Lawmakers decided to eliminate provisions from an end-of-year proposal that would have prohibited anticompetitive healthcare contracting practices.
Congress' end-of-year spending legislation is still in flux, but eight lawmakers that lead key committees didn't ask to curb gag clauses or various types of clauses that would make it difficult for plans to steer consumers to lower-cost or higher-quality providers.
The practices targeted in a prior bipartisan healthcare reform package titled the Lower Health Care Costs Act are widespread, but have gained renewed attention since California Attorney General Xavier Becerra was chosen as President-elect Joe Biden's nominee for HHS secretary. Becerra sued Sutter Health for anticompetitive practices similar to those the legislation was designed to stop.
The prior legislation would have prohibited so-called gag clauses in contracts that prevent plan sponsors, enrollees or referring providers from seeing cost and quality data. It would also have barred various types of contract clauses that make it difficult or impossible for employers and plans to steer enrollees to lower-cost or high-quality providers. They include anti-tiering, all-or-nothing, and most-favored nation clauses.
Hospitals had asked that the provisions be removed, and applauded lawmakers for leaving them out of an end-of-year surprise billing package.
"We also would like to commend you for not including in the legislation certain provisions extraneous to the surprise medical billing issue, such as those related to privately negotiated contracts, which would lead to narrower provider networks with fewer choices for patients," the American Hospital Association wrote to lawmakers on Sunday.
Employers have been lobbying to ensure the contracting provisions make it in a final package. James Gelfand, senior vice president for health policy at the ERISA Industry Committee, said the contracting provisions raise revenue and have wide bipartisan consensus and should be passed even if surprise billing legislation ultimately fails.
"It would be crazy to throw out the baby with the bathwater," Gelfand said.
The Congressional Budget Office estimated that the contracting provisions would lower premiums and raise $1.1 billion in revenue for the federal government over 10 years. The impacts would be felt more in markets with a dominant but non-monopolistic health system and no single dominant insurer, analysts wrote.

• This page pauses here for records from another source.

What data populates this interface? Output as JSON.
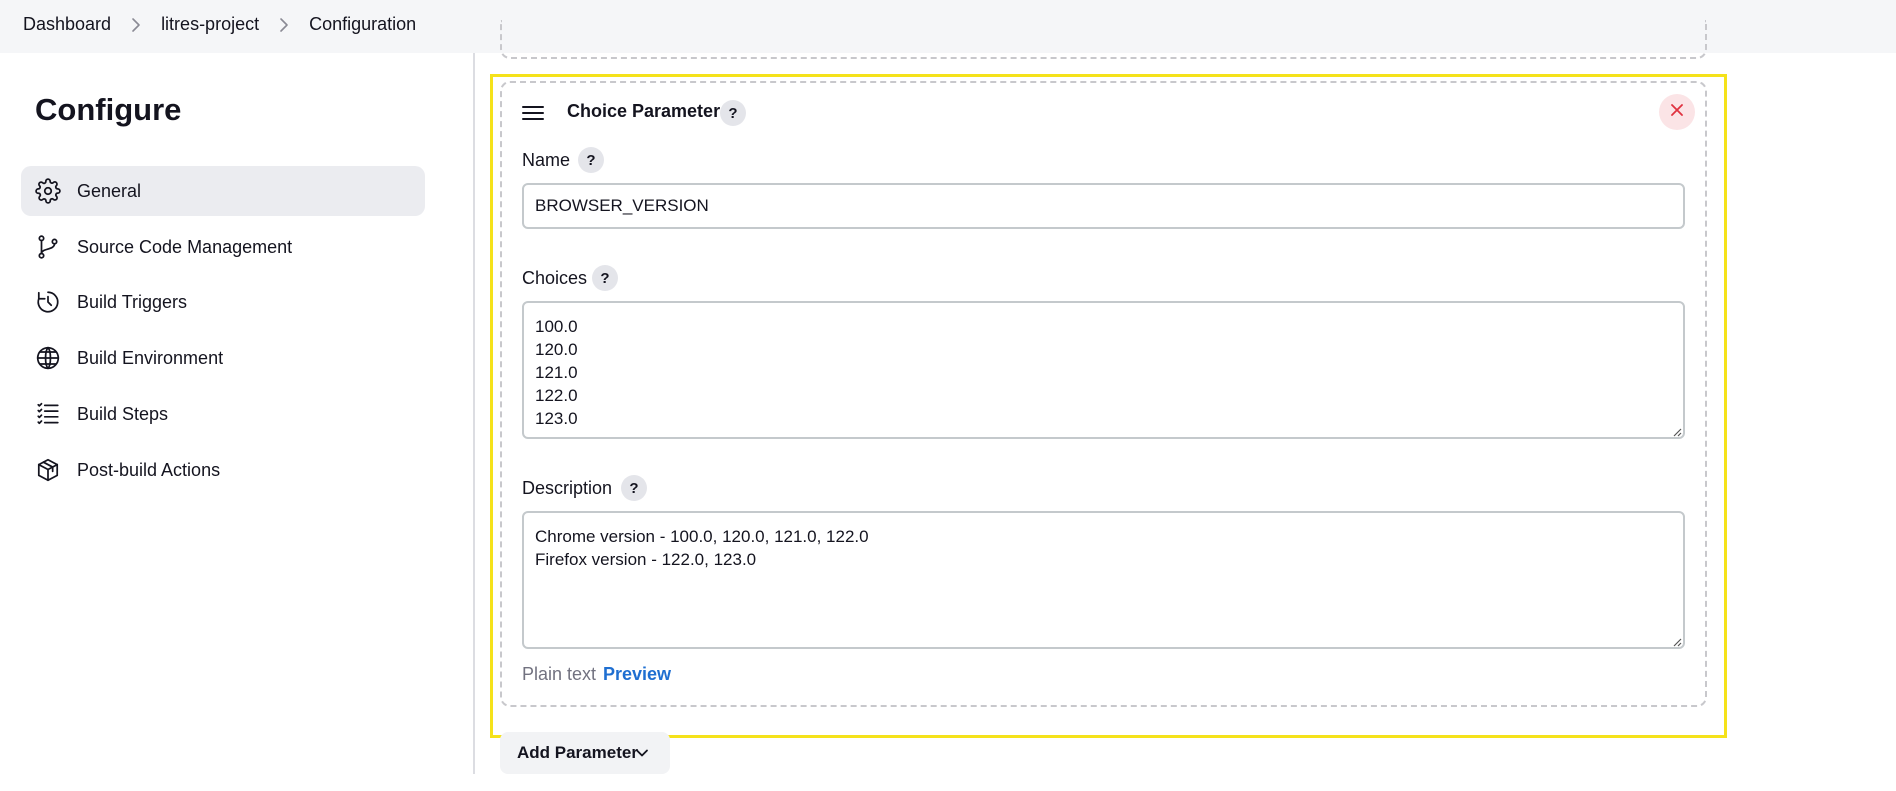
{
  "breadcrumb": {
    "items": [
      "Dashboard",
      "litres-project",
      "Configuration"
    ]
  },
  "sidebar": {
    "title": "Configure",
    "items": [
      {
        "label": "General",
        "icon": "gear-icon",
        "active": true
      },
      {
        "label": "Source Code Management",
        "icon": "git-branch-icon"
      },
      {
        "label": "Build Triggers",
        "icon": "clock-icon"
      },
      {
        "label": "Build Environment",
        "icon": "globe-icon"
      },
      {
        "label": "Build Steps",
        "icon": "list-icon"
      },
      {
        "label": "Post-build Actions",
        "icon": "package-icon"
      }
    ]
  },
  "parameter_card": {
    "title": "Choice Parameter",
    "help_label": "?",
    "close_label": "✕",
    "highlight_color": "#f5e21a",
    "name": {
      "label": "Name",
      "value": "BROWSER_VERSION"
    },
    "choices": {
      "label": "Choices",
      "value": "100.0\n120.0\n121.0\n122.0\n123.0"
    },
    "description": {
      "label": "Description",
      "value": "Chrome version - 100.0, 120.0, 121.0, 122.0\nFirefox version - 122.0, 123.0",
      "format_plain": "Plain text",
      "format_preview": "Preview"
    }
  },
  "add_parameter": {
    "label": "Add Parameter"
  },
  "colors": {
    "accent_link": "#1f6fd1",
    "close_red": "#e0323f",
    "active_item_bg": "#ebecf0"
  }
}
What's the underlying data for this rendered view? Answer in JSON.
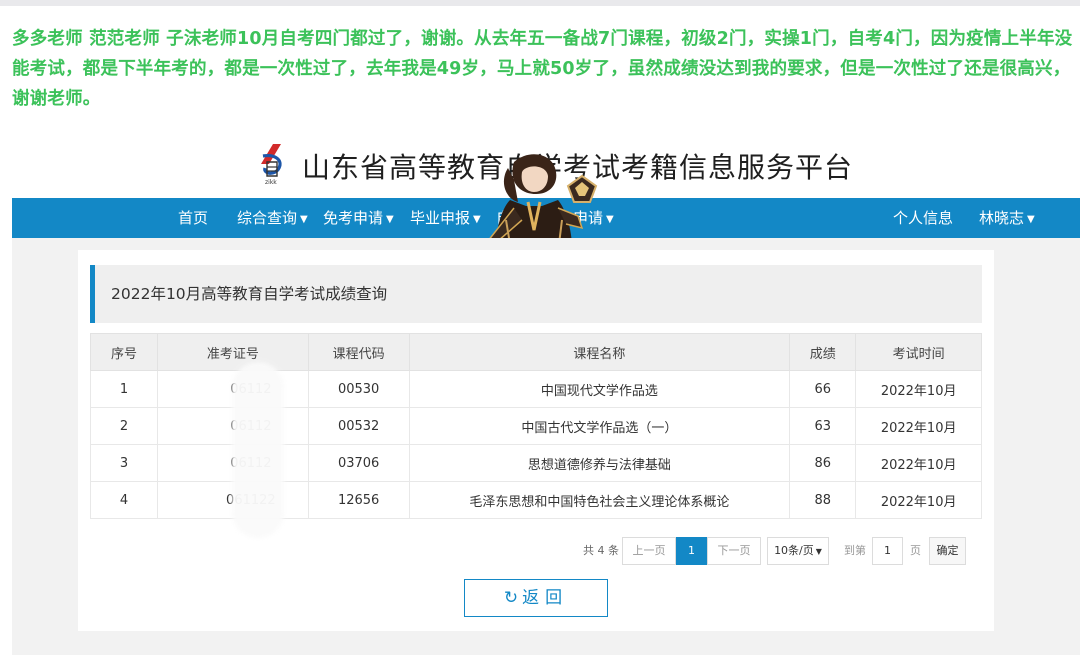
{
  "caption": "多多老师 范范老师 子沫老师10月自考四门都过了，谢谢。从去年五一备战7门课程，初级2门，实操1门，自考4门，因为疫情上半年没能考试，都是下半年考的，都是一次性过了，去年我是49岁，马上就50岁了，虽然成绩没达到我的要求，但是一次性过了还是很高兴，谢谢老师。",
  "site": {
    "title": "山东省高等教育自学考试考籍信息服务平台",
    "logo_text": "zikk"
  },
  "nav": {
    "items": [
      {
        "label": "首页",
        "has_caret": false
      },
      {
        "label": "综合查询",
        "has_caret": true
      },
      {
        "label": "免考申请",
        "has_caret": true
      },
      {
        "label": "毕业申报",
        "has_caret": true
      },
      {
        "label": "自考",
        "has_caret": false
      },
      {
        "label": "申请",
        "has_caret": true
      }
    ],
    "right_items": [
      {
        "label": "个人信息",
        "has_caret": false
      },
      {
        "label": "林晓志",
        "has_caret": true
      }
    ]
  },
  "page": {
    "heading": "2022年10月高等教育自学考试成绩查询"
  },
  "table": {
    "headers": [
      "序号",
      "准考证号",
      "课程代码",
      "课程名称",
      "成绩",
      "考试时间"
    ],
    "rows": [
      {
        "seq": "1",
        "id": "06112",
        "code": "00530",
        "name": "中国现代文学作品选",
        "score": "66",
        "time": "2022年10月"
      },
      {
        "seq": "2",
        "id": "06112",
        "code": "00532",
        "name": "中国古代文学作品选（一）",
        "score": "63",
        "time": "2022年10月"
      },
      {
        "seq": "3",
        "id": "06112",
        "code": "03706",
        "name": "思想道德修养与法律基础",
        "score": "86",
        "time": "2022年10月"
      },
      {
        "seq": "4",
        "id": "061122",
        "code": "12656",
        "name": "毛泽东思想和中国特色社会主义理论体系概论",
        "score": "88",
        "time": "2022年10月"
      }
    ]
  },
  "pager": {
    "total": "共 4 条",
    "prev": "上一页",
    "current": "1",
    "next": "下一页",
    "page_size": "10条/页",
    "goto_label": "到第",
    "goto_value": "1",
    "page_suffix": "页",
    "confirm": "确定"
  },
  "back_button": {
    "label": "返回"
  },
  "colors": {
    "caption_green": "#3cc25a",
    "nav_blue": "#1388c6"
  }
}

Elizabeth Mitchell, president and CEO of the Pacific Business Group on Health, said companies that leverage the tactics to make more money are resistent to the policy.
"We believe in the market. Yet the market is so distorted, with so little transparency and oversight, that it really makes it difficult for anyone to purchase healthcare," Mitchell said.
Lawmakers are negotiating a COVID-19 relief package and omnibus appropriations bill ahead of a deadline on Friday to fund the federal government.